(Stored items from a collection)
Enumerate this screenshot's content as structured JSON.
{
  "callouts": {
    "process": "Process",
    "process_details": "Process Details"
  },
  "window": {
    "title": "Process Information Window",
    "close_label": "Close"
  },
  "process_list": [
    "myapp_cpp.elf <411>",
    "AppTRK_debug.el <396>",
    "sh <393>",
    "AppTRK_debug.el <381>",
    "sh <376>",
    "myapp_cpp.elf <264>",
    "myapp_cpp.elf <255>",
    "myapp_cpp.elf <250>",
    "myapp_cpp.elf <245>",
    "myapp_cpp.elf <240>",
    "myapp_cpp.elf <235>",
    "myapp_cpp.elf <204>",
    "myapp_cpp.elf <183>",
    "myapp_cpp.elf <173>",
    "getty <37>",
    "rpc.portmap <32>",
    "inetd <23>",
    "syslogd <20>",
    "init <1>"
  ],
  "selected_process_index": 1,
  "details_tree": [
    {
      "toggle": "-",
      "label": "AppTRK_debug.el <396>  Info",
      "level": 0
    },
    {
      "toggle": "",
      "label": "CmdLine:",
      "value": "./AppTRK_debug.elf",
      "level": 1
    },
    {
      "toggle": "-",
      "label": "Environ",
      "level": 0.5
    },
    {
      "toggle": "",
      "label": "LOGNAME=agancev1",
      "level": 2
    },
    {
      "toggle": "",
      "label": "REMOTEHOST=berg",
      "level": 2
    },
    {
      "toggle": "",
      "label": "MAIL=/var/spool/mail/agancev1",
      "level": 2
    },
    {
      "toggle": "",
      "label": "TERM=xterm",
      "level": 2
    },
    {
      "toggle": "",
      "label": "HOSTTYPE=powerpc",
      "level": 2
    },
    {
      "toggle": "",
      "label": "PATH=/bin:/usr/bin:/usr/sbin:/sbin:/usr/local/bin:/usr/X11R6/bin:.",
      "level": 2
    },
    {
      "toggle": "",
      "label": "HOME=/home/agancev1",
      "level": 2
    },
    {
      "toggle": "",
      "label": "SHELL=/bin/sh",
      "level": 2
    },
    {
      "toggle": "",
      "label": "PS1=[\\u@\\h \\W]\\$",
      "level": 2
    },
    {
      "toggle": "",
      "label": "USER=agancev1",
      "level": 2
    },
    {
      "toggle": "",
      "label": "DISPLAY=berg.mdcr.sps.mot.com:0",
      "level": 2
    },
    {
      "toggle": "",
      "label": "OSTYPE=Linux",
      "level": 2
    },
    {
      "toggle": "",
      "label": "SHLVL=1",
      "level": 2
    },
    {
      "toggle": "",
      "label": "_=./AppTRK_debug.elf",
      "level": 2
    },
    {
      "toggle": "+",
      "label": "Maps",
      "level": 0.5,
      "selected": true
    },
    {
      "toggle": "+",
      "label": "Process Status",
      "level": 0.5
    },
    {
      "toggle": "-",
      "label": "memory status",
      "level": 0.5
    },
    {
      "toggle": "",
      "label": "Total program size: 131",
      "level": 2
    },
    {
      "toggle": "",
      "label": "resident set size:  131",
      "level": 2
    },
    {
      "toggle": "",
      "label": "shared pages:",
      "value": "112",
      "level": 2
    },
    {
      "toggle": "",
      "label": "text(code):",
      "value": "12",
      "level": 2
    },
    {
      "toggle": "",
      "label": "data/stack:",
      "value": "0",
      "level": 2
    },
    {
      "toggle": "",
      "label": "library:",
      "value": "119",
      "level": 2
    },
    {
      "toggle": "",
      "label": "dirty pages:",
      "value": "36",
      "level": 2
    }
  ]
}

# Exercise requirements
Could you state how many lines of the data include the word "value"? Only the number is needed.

# Finished task
6